Web page and app entries:

╔══

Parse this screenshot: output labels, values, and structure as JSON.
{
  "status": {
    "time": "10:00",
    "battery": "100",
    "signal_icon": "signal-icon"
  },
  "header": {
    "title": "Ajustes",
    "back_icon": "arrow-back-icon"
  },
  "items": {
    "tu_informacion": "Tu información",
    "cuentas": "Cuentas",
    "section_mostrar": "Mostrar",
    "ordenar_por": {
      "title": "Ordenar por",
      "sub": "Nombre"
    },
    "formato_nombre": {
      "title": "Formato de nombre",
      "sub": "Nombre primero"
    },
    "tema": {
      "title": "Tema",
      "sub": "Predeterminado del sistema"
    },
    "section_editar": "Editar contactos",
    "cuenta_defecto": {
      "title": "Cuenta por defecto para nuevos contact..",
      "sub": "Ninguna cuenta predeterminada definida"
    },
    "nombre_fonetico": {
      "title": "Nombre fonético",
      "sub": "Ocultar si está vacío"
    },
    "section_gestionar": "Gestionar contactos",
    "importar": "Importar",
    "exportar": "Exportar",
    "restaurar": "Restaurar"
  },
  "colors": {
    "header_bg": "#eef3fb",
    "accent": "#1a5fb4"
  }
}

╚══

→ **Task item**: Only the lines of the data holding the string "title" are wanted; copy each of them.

→ **Task result**:
    "title": "Ajustes",
      "title": "Ordenar por",
      "title": "Formato de nombre",
      "title": "Tema",
      "title": "Cuenta por defecto para nuevos contact..",
      "title": "Nombre fonético",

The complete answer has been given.